Martin: (Laughs) Seriously, we don’t want to know anything like that. We’re only given life and the effort for me is to find a way to live it in an honest, balanced way. It’s important to understand that we don’t grow without suffering and that the only people who have any contribution to make to the human race have suffered, and those who suffered the most, generally have the most to offer. Think about Nelson Mandela. He spends 27 years in a prison cell and becomes the most powerful man in the country, and has no vengeance.
Cohn: Do you have one outstanding memorable family moment?
Martin: When Emilio was born, I was in the labor room until I was told that my wife was ready to deliver. I wanted to be with her but they said I couldn’t stay and slammed the door. You must train for this. Subsequently, we had moved to Staten Island and decided that we were going to have our next child on our own – do it ourselves. We couldn’t have been more stupid. Now, I had never seen a baby born, not even on film, and didn’t have a clue. We dropped Emilio off at a neighbor’s house. We’re in the bedroom and Janet’s ready. I had a bottle of alcohol and a copy of the New York Sunday Times. It’s going down. Normally the head comes first and the baby turns on the final journey through the birth canal. Ramon’s head was quite large and he got stuck. I’m thinking, ‘Oh Jesus, this is the worst.” He needs to breathe, and quickly. So I got in front of Janet and pulled down with each contraction and I became possessed. I can’t tell you how I got there but I knew they were both in big trouble. I just pulled down and forced him out. He flies out and there was a lot of blood and she was ripped badly. I’m trying to hold him and realize that we have an emergency and I can’t leave to make the call. Then I looked and thought here comes the twin and I said to Janet, “Oh my God, here’s comes another one.” She said, “No fool, that’s the placenta.” (laughter) I didn’t have a clue. Anyway, I made the 911 call and they got there in ten minutes. They cut the cord and we all pile into the ambulance and head to the Staten Island Hospital. They had to put Janet in isolation because the baby was born outside of a sterilized environment. Early that evening, around 6:00 pm or 7:00 pm, I leave the hospital and I’m walking home. In those days, New York had seven or eight daily newspapers and they use to have what they called “Extras,” and would print four or five editions a day with stars on them. That’s where the term “Extra, Extra, Read All About It” comes from that you’ve seen in movies. Anyway, the guy shouts out: “Extra, Extra, Jackie (Kennedy) Has a Boy.” That was August 7, 1963 and we followed that awful tragedy because Patrick Bouvier Kennedy died on August 9. I thought “Oh my God; here’s the President of the United States desperate to have a child and loses it in 48 hours, and we go through Ramon’s delivery with a copy of the New York Times and a bottle of alcohol. We were both two idiots.
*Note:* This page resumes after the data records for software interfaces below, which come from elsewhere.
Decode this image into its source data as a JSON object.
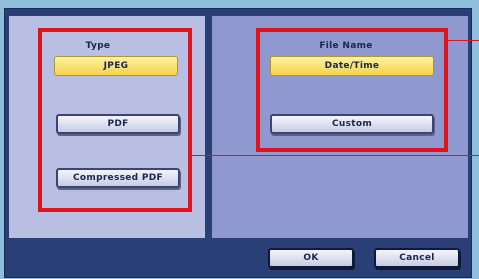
{
  "type_section": {
    "label": "Type",
    "options": [
      "JPEG",
      "PDF",
      "Compressed PDF"
    ],
    "selected": "JPEG"
  },
  "file_name_section": {
    "label": "File Name",
    "options": [
      "Date/Time",
      "Custom"
    ],
    "selected": "Date/Time"
  },
  "footer": {
    "ok_label": "OK",
    "cancel_label": "Cancel"
  },
  "colors": {
    "highlight": "#e0141b",
    "selected_button": "#f6d24d",
    "panel_left": "#b9bfe2",
    "panel_right": "#8f98cf",
    "frame": "#2a3f75"
  }
}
Cohn: I assume you never tried a do-it-yourself home delivery again.
Martin: (laughs) No. We took natural childbirth classes. Years later, I had a meeting with one of my heroes, Justice Ruth Ginsberg and she said, by the way, say hello to Janet for me. I asked her how she knew Janet and she said that they were in the same birthing class together.
Cohn: Do you set your intention every day on how you would like the day to unfold?
Martin: I know that I don’t have a prayer. (laughs) I have a phrase: “We must accept the cup as offered – not altered.” I always wanted to put a little more sugar in there or pour some out. No. You have to accept the cup as offered and that’s the only way we can become ourselves – the only way to become free. Some people deserve a standing ovation for dealing with their lives, which sometimes are so difficult and painful. I don’t have any solution for how one should go about one’s day – how you begin it, and how you end it. They call it the presence – it’s a gift – a present. So I accept the day as it unfolds, but begin with thanks and praise – I’m alive. I’m awake. I’m standing up. All the parts are working. Now go out and serve somebody and lift someone up.
Cohn: You are an extraordinary person.
Martin: It takes one, to know one.
Photo Credit: Courtesy Photo